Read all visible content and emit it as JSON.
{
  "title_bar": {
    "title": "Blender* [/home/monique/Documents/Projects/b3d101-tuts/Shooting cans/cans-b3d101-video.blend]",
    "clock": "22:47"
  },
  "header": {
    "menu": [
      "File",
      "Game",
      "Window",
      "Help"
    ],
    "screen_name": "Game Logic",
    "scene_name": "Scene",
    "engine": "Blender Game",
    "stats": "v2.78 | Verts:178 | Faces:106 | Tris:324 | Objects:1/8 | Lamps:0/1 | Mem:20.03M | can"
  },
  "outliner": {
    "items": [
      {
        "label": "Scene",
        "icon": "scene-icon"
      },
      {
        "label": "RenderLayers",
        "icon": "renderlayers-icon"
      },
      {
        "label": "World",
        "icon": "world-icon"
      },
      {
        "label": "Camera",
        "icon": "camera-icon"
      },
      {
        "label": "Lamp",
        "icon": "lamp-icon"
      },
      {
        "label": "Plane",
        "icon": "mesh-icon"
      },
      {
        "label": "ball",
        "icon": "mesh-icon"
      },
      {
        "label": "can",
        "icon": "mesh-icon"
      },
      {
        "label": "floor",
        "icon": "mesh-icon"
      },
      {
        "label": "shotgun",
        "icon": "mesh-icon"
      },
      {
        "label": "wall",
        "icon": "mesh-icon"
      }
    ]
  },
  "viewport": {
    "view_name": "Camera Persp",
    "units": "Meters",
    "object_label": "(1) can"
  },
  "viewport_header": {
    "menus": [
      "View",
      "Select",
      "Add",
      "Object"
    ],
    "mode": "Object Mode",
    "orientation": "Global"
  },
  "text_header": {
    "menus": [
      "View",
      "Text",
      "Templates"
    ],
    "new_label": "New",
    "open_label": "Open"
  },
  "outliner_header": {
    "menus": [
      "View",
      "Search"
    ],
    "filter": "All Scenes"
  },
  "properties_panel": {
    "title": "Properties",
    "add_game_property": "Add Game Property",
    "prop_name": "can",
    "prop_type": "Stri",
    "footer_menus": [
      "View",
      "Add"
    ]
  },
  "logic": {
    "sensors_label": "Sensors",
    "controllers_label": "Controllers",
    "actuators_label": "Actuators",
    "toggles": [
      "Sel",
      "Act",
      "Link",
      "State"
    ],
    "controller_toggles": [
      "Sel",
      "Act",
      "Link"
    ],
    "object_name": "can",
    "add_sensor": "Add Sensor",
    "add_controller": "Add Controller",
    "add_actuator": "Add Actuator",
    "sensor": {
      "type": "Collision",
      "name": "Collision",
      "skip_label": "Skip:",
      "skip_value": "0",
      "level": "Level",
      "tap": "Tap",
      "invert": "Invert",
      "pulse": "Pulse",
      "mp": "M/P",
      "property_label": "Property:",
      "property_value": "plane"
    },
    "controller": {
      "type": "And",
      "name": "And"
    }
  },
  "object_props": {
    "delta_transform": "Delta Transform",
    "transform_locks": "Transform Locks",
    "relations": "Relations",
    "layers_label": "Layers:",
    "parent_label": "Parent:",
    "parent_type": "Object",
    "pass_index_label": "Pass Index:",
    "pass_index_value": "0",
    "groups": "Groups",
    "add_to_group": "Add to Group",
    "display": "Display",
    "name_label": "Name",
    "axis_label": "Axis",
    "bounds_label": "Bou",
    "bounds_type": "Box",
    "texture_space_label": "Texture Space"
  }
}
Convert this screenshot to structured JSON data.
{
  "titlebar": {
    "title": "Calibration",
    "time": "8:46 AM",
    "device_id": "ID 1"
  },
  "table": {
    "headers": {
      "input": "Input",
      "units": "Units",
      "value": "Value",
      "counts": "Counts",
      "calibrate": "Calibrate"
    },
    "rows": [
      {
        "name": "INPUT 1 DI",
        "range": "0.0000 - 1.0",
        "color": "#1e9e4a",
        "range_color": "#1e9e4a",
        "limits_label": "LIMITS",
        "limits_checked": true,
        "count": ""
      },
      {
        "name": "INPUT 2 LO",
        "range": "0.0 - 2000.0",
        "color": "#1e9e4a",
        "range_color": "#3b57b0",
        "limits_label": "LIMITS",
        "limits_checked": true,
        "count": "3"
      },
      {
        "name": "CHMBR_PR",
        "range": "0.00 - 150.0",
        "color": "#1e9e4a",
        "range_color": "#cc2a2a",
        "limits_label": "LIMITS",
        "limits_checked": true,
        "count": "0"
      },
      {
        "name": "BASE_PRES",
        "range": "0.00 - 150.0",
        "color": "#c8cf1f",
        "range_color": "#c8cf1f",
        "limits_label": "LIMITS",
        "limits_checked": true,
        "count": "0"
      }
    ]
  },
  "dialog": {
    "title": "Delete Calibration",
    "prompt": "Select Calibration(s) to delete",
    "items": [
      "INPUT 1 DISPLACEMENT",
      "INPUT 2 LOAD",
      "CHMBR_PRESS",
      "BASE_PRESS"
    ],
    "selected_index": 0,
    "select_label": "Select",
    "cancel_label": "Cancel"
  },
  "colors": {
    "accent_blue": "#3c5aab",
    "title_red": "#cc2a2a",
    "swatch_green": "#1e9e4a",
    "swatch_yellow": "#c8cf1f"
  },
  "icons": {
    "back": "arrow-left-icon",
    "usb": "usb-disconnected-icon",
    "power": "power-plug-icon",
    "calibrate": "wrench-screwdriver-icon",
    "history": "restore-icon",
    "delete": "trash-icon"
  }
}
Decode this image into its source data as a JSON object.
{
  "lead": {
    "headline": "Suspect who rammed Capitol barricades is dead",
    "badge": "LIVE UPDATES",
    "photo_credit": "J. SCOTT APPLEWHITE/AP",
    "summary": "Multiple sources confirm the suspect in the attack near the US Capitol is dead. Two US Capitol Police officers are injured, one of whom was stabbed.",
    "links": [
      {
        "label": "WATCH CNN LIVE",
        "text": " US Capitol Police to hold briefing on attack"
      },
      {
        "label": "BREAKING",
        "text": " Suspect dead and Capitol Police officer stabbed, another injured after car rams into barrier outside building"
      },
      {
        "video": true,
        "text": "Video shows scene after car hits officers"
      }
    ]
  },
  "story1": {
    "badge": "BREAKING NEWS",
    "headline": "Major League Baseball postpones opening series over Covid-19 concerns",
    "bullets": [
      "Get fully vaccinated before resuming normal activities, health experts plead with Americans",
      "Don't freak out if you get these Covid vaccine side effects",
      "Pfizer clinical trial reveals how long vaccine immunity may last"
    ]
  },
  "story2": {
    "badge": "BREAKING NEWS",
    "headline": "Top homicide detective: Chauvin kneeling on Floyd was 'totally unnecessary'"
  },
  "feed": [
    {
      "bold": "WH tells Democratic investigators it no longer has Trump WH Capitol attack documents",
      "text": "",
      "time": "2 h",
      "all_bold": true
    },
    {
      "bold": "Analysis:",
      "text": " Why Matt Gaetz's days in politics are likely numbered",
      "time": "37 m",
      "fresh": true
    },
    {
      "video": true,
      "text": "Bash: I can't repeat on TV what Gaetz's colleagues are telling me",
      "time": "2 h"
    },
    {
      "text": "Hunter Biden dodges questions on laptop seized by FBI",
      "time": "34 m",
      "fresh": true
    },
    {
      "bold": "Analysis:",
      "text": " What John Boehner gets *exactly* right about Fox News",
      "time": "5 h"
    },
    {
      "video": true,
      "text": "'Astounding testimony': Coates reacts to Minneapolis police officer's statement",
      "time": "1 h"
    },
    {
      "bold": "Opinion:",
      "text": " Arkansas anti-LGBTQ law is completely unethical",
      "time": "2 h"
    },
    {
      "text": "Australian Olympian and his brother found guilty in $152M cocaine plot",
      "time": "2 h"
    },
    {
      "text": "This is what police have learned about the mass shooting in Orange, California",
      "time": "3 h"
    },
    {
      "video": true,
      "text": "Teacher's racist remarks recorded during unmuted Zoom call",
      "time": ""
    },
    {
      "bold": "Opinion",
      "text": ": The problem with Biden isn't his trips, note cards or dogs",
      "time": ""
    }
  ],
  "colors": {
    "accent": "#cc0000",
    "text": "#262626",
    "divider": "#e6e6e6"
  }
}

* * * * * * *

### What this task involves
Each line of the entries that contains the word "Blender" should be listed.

### Task answer
    "title": "Blender* [/home/monique/Documents/Projects/b3d101-tuts/Shooting cans/cans-b3d101-video.blend]",
    "engine": "Blender Game",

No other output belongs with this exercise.